Install an electronic strike zone. Move the home-plate umpire to center field. That umpire will have a clear view of home plate and can halt play if the electronic strike zone is obviously malfunctioning, and can provide a second set of eyes on close calls in the outfield and at second base.
The added bonus of this reconfiguration would be the elimination of ball-and-strike arguments that lead to people at the height of their profession screaming into each other's faces.
If baseball returns with the plate umpire and catcher working within kissing distance, you're welcome to question whether Commissioner Rob Manfred is serious about keeping his employees healthy.
Ban spitting: Baseball is the sport most closely associated with spitting, but hockey players frequently spit on the ice, and the occasional football player will spit at an opponent.
It's a disgusting enough habit when players spit on the playing surface. What many fans might not realize is that by the end of a big-league baseball game, the floor of a dugout looks like the innards of a whale with digestive trouble.
There are pools of spit, tobacco juice, water, Gatorade, chewed gum, sunflower seeds and wrappers. Players walk through that mess in their cleats, then wear their cleats to the clubhouse. This was disgusting long before anyone in baseball considered the concept of social distancing. It's time to expel spit.

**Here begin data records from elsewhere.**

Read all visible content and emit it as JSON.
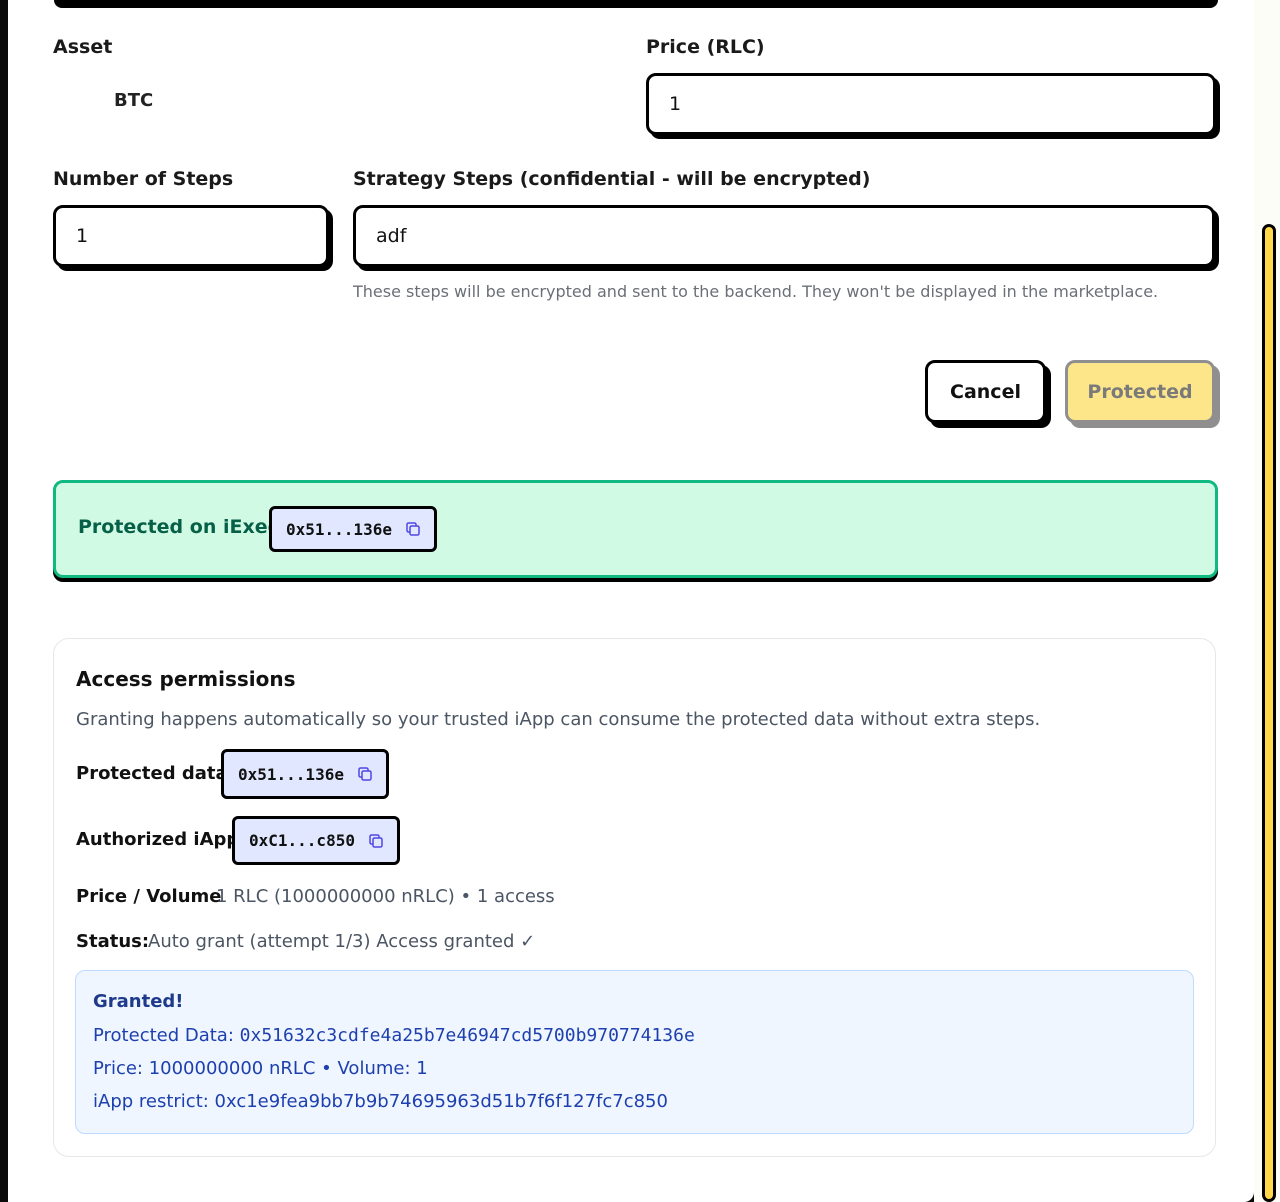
{
  "form": {
    "asset_label": "Asset",
    "asset_value": "BTC",
    "price_label": "Price (RLC)",
    "price_value": "1",
    "steps_count_label": "Number of Steps",
    "steps_count_value": "1",
    "strategy_label": "Strategy Steps (confidential - will be encrypted)",
    "strategy_value": "adf",
    "strategy_helper": "These steps will be encrypted and sent to the backend. They won't be displayed in the marketplace."
  },
  "actions": {
    "cancel_label": "Cancel",
    "protected_label": "Protected"
  },
  "protected_notice": {
    "label": "Protected on iExec:",
    "address_short": "0x51...136e"
  },
  "permissions": {
    "title": "Access permissions",
    "description": "Granting happens automatically so your trusted iApp can consume the protected data without extra steps.",
    "protected_data_label": "Protected data",
    "protected_data_short": "0x51...136e",
    "authorized_iapp_label": "Authorized iApp",
    "authorized_iapp_short": "0xC1...c850",
    "price_volume_label": "Price / Volume",
    "price_volume_value": "1 RLC (1000000000 nRLC) • 1 access",
    "status_label": "Status:",
    "status_value": "Auto grant (attempt 1/3) Access granted ✓",
    "granted": {
      "title": "Granted!",
      "protected_data_prefix": "Protected Data:",
      "protected_data_full": "0x51632c3cdfe4a25b7e46947cd5700b970774136e",
      "price_volume": "Price: 1000000000 nRLC • Volume: 1",
      "iapp_restrict": "iApp restrict: 0xc1e9fea9bb7b9b74695963d51b7f6f127fc7c850"
    }
  },
  "colors": {
    "accent_yellow": "#fde68a",
    "success_green": "#10b981",
    "chip_bg": "#e0e7ff",
    "info_blue": "#1e40af"
  }
}
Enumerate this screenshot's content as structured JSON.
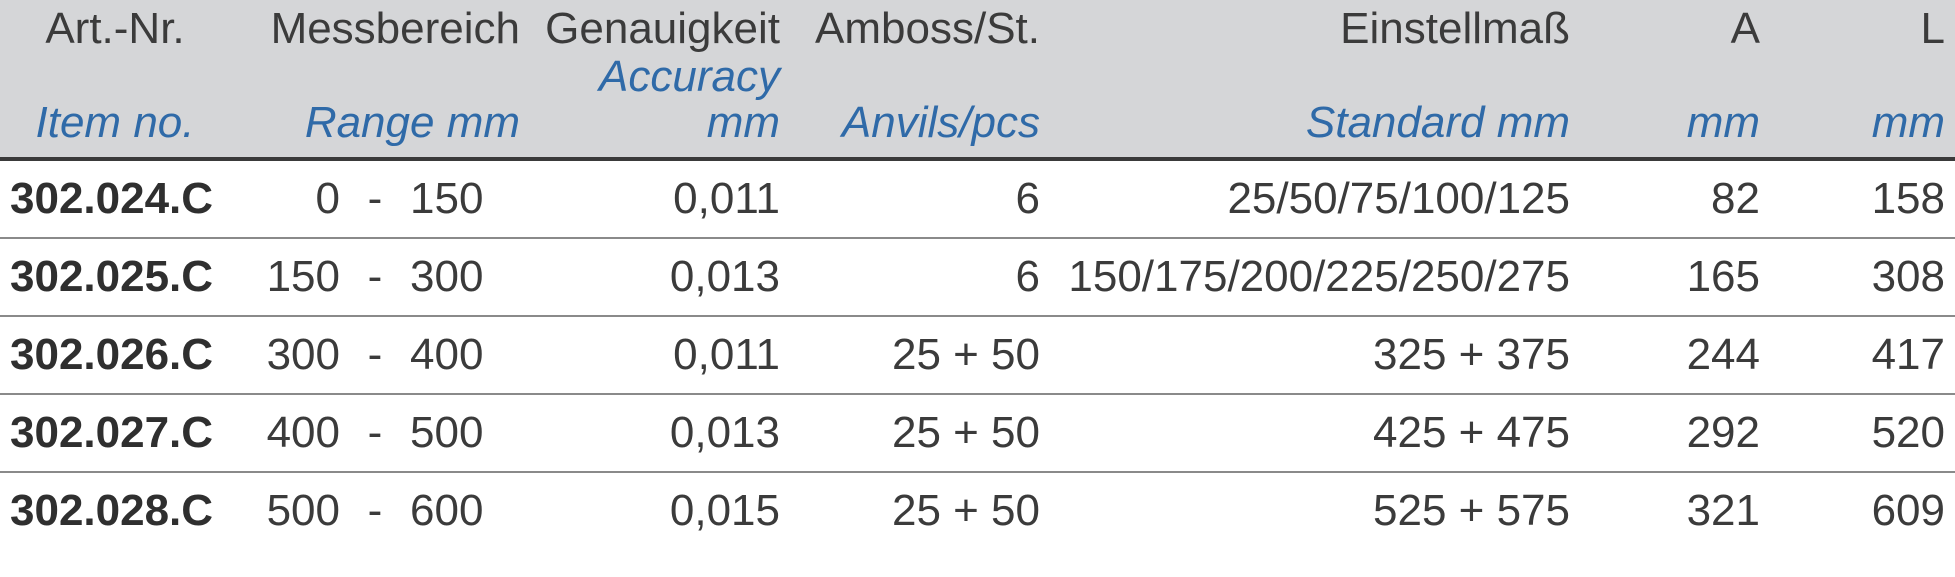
{
  "chart_data": {
    "type": "table",
    "title": "",
    "columns": [
      {
        "de": "Art.-Nr.",
        "en": "Item no."
      },
      {
        "de": "Messbereich",
        "en": "Range mm"
      },
      {
        "de": "Genauigkeit",
        "en": "Accuracy mm"
      },
      {
        "de": "Amboss/St.",
        "en": "Anvils/pcs"
      },
      {
        "de": "Einstellmaß",
        "en": "Standard mm"
      },
      {
        "de": "A",
        "en": "mm"
      },
      {
        "de": "L",
        "en": "mm"
      }
    ],
    "rows": [
      {
        "item": "302.024.C",
        "range_from": "0",
        "range_dash": "-",
        "range_to": "150",
        "accuracy": "0,011",
        "anvils": "6",
        "standard": "25/50/75/100/125",
        "a": "82",
        "l": "158"
      },
      {
        "item": "302.025.C",
        "range_from": "150",
        "range_dash": "-",
        "range_to": "300",
        "accuracy": "0,013",
        "anvils": "6",
        "standard": "150/175/200/225/250/275",
        "a": "165",
        "l": "308"
      },
      {
        "item": "302.026.C",
        "range_from": "300",
        "range_dash": "-",
        "range_to": "400",
        "accuracy": "0,011",
        "anvils": "25 + 50",
        "standard": "325   +   375",
        "a": "244",
        "l": "417"
      },
      {
        "item": "302.027.C",
        "range_from": "400",
        "range_dash": "-",
        "range_to": "500",
        "accuracy": "0,013",
        "anvils": "25 + 50",
        "standard": "425   +   475",
        "a": "292",
        "l": "520"
      },
      {
        "item": "302.028.C",
        "range_from": "500",
        "range_dash": "-",
        "range_to": "600",
        "accuracy": "0,015",
        "anvils": "25 + 50",
        "standard": "525   +   575",
        "a": "321",
        "l": "609"
      }
    ]
  }
}
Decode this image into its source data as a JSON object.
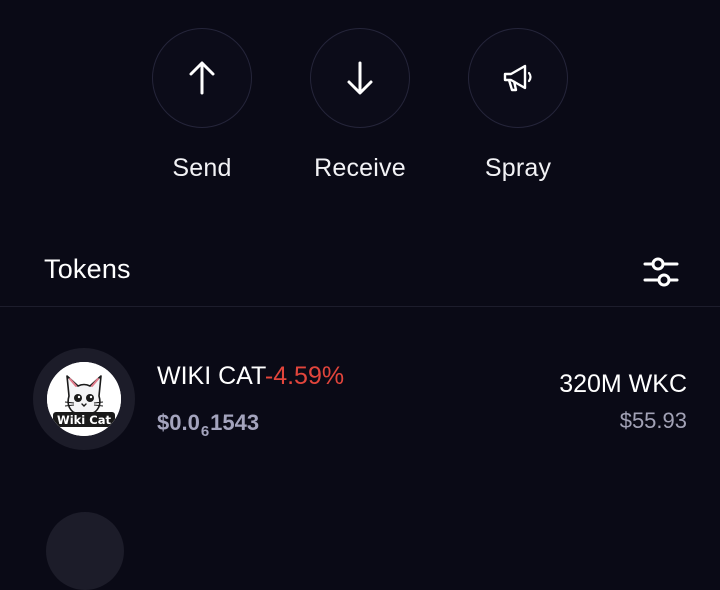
{
  "actions": {
    "send": {
      "label": "Send",
      "icon": "arrow-up-icon"
    },
    "receive": {
      "label": "Receive",
      "icon": "arrow-down-icon"
    },
    "spray": {
      "label": "Spray",
      "icon": "megaphone-icon"
    }
  },
  "tokens": {
    "title": "Tokens",
    "filter_icon": "sliders-icon",
    "items": [
      {
        "name": "WIKI CAT",
        "change": "-4.59%",
        "price_prefix": "$0.0",
        "price_zero_count": "6",
        "price_digits": "1543",
        "amount": "320M WKC",
        "value": "$55.93",
        "logo_text": "Wiki Cat"
      }
    ]
  },
  "colors": {
    "background": "#0a0a16",
    "negative": "#e2453c",
    "muted": "#a2a2b6"
  }
}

End funding: I've often advocated for reasonable public spending on sports venues, based on the hard-to-quantify feeling that cities are better when they are home to beautiful ballparks and stadiums, and big events.
But if our government can't find the funds to produce enough coronavirus tests for the average American, how could we ever again justify pumping money into nonessential buildings?
The answer is, we couldn't.
Calm it down: This change has nothing to do with the virus itself and everything to do with a new perspective on sports celebrations.
They have gotten out of hand.
We already have seen athletes injuring themselves during celebrations. We have also become accustomed to baseball players dumping a tub of cold liquid on players conducting postgame interviews near the dugout.
You might have noticed that often the reporter is a nicely dressed woman who invested time and money in clothing and makeup, and that almost every time the water seems to be aimed at her.
That should never happen again. It's bad enough for ballplayers to target any media professional trying to do that job, but bathing a female reporter who is holding a microphone is nasty and possibly misogynistic behavior. Someone in a position of authority should put a stop to it.
Players should calm down in general. These days, when a player gets a game-winning hit, he is usually pursued all over the field, then pummeled. Often, his jersey is torn off, and this might happen after a 4-3 victory over the White Sox in June.
There is a difference between expressing spontaneous joy, and executing premeditated acts of stupidity.
No more handshakes: If an alien civilization wanted to destroy humanity, they would invent the handshake, the perfect vehicle for spreading disease.
So let's stop with the archaic, flesh-pressing gesture. This is where sports can help society.
Athletes always have found creative ways to express solidarity, and many of them are safer and more logical than the handshake.
Next time you're in the office, try out the flying back bump, the elbow dap, or mimic Twins outfielders and execute the three-way fadeaway jump shot.
Anyone violating this code and attempting a traditional handshake should be handed a microphone and have a tub of cold water dumped over their head.
Jim Souhan's podcast can be heard at TalkNorth.com. On Twitter: @SouhanStrib. • firstname.lastname@example.org